Bennington Selected to Participate in Dept of Ed’s Second Chance Pell Pilot Program
The Department of Education announced today that Bennington College was among the colleges and universities selected from a competitive national pool to participate in the Second Chance Pell pilot program.
The pilot program will allow eligible incarcerated Americans to receive Pell Grants and pursue postsecondary education with the goal of helping them get jobs and support their families when they are released. Today’s announcement builds on the Obama Administration’s commitment to create a fairer and more effective criminal justice system, reduce recidivism, and combat the impact of mass incarceration on families and communities through educational opportunity.
“Education is fundamentally transformative,” said Bennington College President Mariko Silver. “We are thrilled to have been selected by the Department of Education for their pilot program. This work has a tremendous impact—for individuals, their families, and society—and allows us to extend Bennington's educational philosophy into a world where it is most needed.”
The United States currently has the highest incarceration rate in the world with approximately 2.2 million people incarcerated in American prisons and jails. Hundreds of thousands of individuals are released annually from these facilities. A 2013 study from the RAND Corporation, funded by the Department of Justice, found that incarcerated individuals who participated in correctional education were 43 percent less likely to return to prison within three years than prisoners who did not participate in any correctional education programs. RAND also estimated that for every dollar invested in correctional education programs, four to five dollars are saved on three-year reincarceration costs.
“The evidence is clear. Promoting the education and job training for incarcerated individuals makes communities safer by reducing recidivism and saves taxpayer dollars by lowering the direct and collateral costs of incarceration,” said U.S. Secretary of Education John B. King Jr. “I applaud the institutions that have partnered to develop high-quality programs that will equip these students with invaluable learning. The knowledge and skills they acquire will promote successful reintegration and enable them become active and engaged citizens.”
Bennington College’s Prison Education Initiative (PEI), housed in the Center for the Advancement of Public Action (CAPA), was launched in the fall of 2015. Currently, more than 20 incarcerated individuals at Great Meadow Correctional Facility, a maximum security prison in Comstock, New York, are taking courses with transferable credits in literature, the social sciences, and history. The funding via the Department of Education will allow PEI to offer a premier liberal arts education with an expanded curriculum in fast-growing fields like computer systems, environmental science and policy, and digital design.
“Even more impressive than the level of ability of our students from the very first class at Great Meadow, is the speed of the progress they are making,” said Annabel Davis-Goff, director of the Prison Education Initiative. “A great many of these men, if they had been offered a good education when they were children or adolescents, might have had other lives. They are hungry for education.”
“One of our students told us that before the Bennington Prison Education Initiative, he used to spend his days zoning out in front of the television trying not to think,” said David Bond, associate director of CAPA. “Now he spends his time studying and has discovered a new problem: there's not enough time in the day to learn what he wants to know before he's released. Education has transformed this prisoner into an engaged student and promising citizen.”

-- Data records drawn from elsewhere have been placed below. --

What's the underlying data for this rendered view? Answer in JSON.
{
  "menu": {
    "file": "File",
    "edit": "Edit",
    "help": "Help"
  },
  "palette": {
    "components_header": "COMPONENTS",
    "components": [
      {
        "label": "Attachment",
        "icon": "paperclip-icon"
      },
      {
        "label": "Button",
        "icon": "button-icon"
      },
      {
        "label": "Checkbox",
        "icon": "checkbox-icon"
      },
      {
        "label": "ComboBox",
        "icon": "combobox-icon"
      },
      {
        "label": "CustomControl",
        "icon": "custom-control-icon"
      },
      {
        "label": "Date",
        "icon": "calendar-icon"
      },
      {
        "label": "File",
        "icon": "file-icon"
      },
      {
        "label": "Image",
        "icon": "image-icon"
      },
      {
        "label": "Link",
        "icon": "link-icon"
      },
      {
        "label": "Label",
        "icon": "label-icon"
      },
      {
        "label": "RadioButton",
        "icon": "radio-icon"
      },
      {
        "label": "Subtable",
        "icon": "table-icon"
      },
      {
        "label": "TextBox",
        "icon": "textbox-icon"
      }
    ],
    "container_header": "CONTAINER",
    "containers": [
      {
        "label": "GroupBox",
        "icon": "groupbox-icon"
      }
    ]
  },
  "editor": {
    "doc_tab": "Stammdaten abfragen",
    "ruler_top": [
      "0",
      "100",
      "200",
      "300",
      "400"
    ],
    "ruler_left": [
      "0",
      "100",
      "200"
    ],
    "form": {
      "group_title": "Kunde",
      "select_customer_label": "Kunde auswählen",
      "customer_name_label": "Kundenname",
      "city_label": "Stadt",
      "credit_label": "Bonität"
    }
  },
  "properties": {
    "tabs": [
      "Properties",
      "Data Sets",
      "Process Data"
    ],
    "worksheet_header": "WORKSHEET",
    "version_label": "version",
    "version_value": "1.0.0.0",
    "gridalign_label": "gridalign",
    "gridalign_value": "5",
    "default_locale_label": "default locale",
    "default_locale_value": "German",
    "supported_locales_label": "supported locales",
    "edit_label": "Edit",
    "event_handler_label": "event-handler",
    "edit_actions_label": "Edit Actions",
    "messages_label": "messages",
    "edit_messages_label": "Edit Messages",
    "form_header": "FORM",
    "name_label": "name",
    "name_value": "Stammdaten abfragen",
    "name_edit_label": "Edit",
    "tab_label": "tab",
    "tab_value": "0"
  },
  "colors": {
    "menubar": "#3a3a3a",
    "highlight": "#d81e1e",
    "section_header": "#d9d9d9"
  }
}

Bennington College is a liberal arts college in southwestern Vermont that distinguished itself early as a vanguard institution within American higher education. It was the first to include the visual and performing arts in a liberal arts education, and to integrate work in the classroom with work in the field. To this day, Bennington stands apart in requiring that every student—every winter term—get a job, complete an internship, or pursue an entrepreneurial experience. Bennington students work intensively with faculty to forge individual educational paths around their driving questions and interests. The College graduates small classes of tested students, regardless of chosen field, who are notably confident in their capacity to engage and succeed in the world.